Sometimes, motherhood — especially young motherhood when you have several under 3 — can feel like a blur. It becomes a constant day in, day out…straight up grind. Diaper here, snack there, tantrum here, pee there…with some super cute and amazing memories thrown all in between. One minute you’re posting a picture perfect moment on Instagram, the next you’re literally scraping poop out of underwear. Yes, that was me last week and just now before nap. High, low, high, low — we ride the rollercoaster of motherhood and feel pressured to either throw our hands up in the air like “I don’t care” or squeeze on so tight and end up with anxiety and feeling like a nervous wreck.
In my first post of the series, I mentioned chatting with other Moms and many times hearing them in an overwhelmed state. It doesn’t show on the surface, but it’s there — under a few layers of smiles and getting to know you better. It’s this “everyone wants me everywhere” type pull that eventually makes its way to the top of the conversation. I started with the idea of brokenness and asked…
“Why bother admitting that you are/have been/or will be overwhelmed?”
Did you come up with an answer for yourself? When we admit we are broken, who does that help? Why do it?
I wanted to share my answer, but feel free to comment with yours or message me if you have further thoughts!
- Admitting you are broken forces you to be transparent. It doesn’t mean you have to air all your dirty laundry on the world wide web, but it does mean that when you get together with another friend/mom/mentor you can say more than just “I’m doing good.” When people don’t have a community during motherhood, well — they take to the internet to find it. Hey, I love the internet (obviously as I blog/IG/tweet etc) and probably overshare…but the internet is NOT my community. I repeat — the internet is NOT MY COMMUNITY. And you can’t build a sincere community if you’re not willing to be transparent. When I meet with Moms, I ask tough questions, but I also share my tough answers. I like to think that is what makes me a helpful friend. As a Christian, being transparent allows me to walk alongside other sisters in Christ. My sins are not your sins. We both have sin, so let’s root it out together, confess, repent and move towards a deeper maturity.
- Admitting you are broken allows you to ask for help. There is no 1 man ship in motherhood. Building on the idea of community, you have to be willing to ask for and receive help. Don’t fake the front, we are not perfect. Help might be prayer, it might be food, it might be childcare, it might be advice, but you have to accept help. If you can’t admit you are having a hard time (with disciplining them, loving them, go on down the list) — how will your community know? How will you make progress? And reminder, your MOM can’t be your only community. Moms are GREAT, don’t get me wrong, but I challenge you to step beyond that into more/other Christ-centered relationships. Asking and receiving help takes humility. As Christian women, we are always told to serve (and we need to). There are countless opportunities to selflessly serve, but are you willing to be served? Are you willing to let down your “do it all” veil and let another woman come alongside and care/pray/comfort you? Remember that friend I mentioned, do you have someone that is a phone call/text away? Go find someone that will respond with Scripture, get your eyes up and remind you how blessed you are with all them babies.

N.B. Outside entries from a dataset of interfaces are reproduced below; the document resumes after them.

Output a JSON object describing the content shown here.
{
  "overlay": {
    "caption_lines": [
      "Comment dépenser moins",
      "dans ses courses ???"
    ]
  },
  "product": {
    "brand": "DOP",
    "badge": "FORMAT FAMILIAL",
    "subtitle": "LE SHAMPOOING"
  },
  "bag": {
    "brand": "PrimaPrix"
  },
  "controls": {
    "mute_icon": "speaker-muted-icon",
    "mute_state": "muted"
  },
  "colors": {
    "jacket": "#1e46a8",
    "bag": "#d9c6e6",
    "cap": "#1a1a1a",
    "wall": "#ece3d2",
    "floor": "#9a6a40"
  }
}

- Admitting you are broken points you to your savior. We all need a savior. So whether or not we want to admit it, we will attempt to find a savior. The savior might be our kids who we place unhealthy expectations of performance upon. If they are doing well, we don’t feel like a failure. It might be our husband, who we demand attention, affection and affirmation from. If he treats me well, then there is hope. It might be our job, where we place our assurance in comfort, materialism and status. I could keep going on…all of these things can be your savior. When motherhood is making you overwhelmed, we start looking around for a savior. What will help me keep my head above water? As a Christian, I believe none of those last. They save, but only temporarily and they can fail you at any time. My Savior, Jesus Christ, doesn’t fail. He is THE SAVIOR. He calls you out of a life a darkness to follow Him, to live for Him, and to live eternally. I challenge Moms to admit they are broken in an effort to see who their real savior is. I challenge professing Christians as well — Is it any of the things I listed, or is it Jesus Christ? You might say it’s Jesus, but when you’re defeated, do you run to Him? Do you run to the Word that equips you with strength, direction and assurance — or do you run to the world — that gives you another temporary solution.

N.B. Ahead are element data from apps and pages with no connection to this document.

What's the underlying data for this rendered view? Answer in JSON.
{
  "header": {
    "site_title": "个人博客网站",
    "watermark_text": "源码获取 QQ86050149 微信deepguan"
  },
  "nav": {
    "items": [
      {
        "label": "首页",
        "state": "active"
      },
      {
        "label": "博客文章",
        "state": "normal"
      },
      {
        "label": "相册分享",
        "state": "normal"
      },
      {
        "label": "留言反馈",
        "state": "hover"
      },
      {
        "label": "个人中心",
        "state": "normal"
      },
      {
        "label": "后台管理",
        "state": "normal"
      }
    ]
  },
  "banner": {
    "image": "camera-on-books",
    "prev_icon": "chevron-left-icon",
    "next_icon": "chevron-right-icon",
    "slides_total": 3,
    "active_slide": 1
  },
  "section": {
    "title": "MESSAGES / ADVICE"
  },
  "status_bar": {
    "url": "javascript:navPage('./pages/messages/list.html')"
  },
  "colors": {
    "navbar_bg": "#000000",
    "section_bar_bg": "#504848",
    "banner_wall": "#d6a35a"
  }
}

I am clearly aiming to hit at some root issues of our hearts. As Moms, we are busy and being busy leads us to overlook ourselves. Or maybe you take care of your exterior, but inside has gotten a little out of sorts. “Just keep going until nap time…” we say. “Make it through dinneeeerrrr…”…”hubby give them a bath,” — a few moments to breathe, “zzzzzzz”….and then tomorrow, another day.
Is there more to it? I believe there is.

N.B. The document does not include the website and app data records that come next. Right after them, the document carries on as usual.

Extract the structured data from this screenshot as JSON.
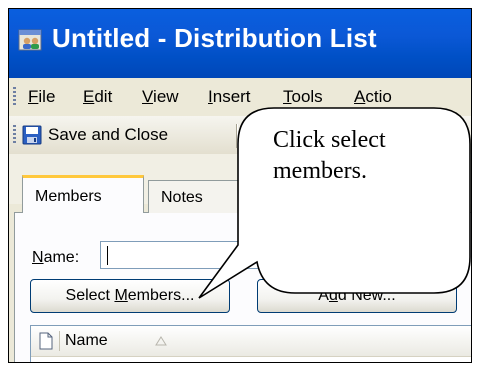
{
  "window": {
    "title": "Untitled - Distribution List"
  },
  "menu": {
    "items": [
      "File",
      "Edit",
      "View",
      "Insert",
      "Tools",
      "Actio"
    ]
  },
  "toolbar": {
    "save_label": "Save and Close"
  },
  "tabs": [
    {
      "label": "Members"
    },
    {
      "label": "Notes"
    }
  ],
  "form": {
    "name_label": "Name:",
    "name_value": "",
    "select_members_label": "Select Members...",
    "add_new_label": "Add New..."
  },
  "list": {
    "columns": [
      {
        "label": "Name"
      }
    ]
  },
  "callout": {
    "line1": "Click select",
    "line2": "members."
  },
  "colors": {
    "titlebar": "#0050c6",
    "accent_tab": "#ffc83c",
    "chrome": "#ece9d8"
  }
}
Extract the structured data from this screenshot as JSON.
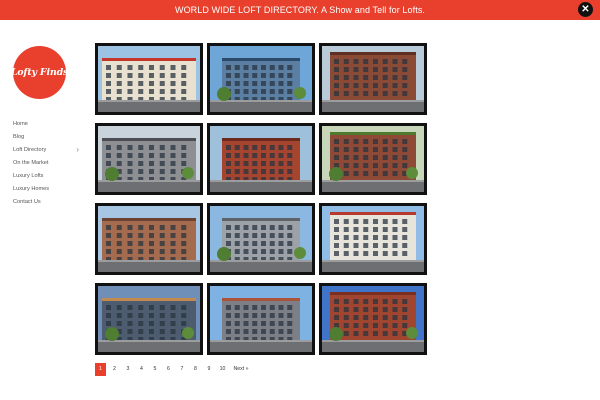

Follow along as we seek to gain perspective and find answers in this journey we call motherhood.
With All My Love,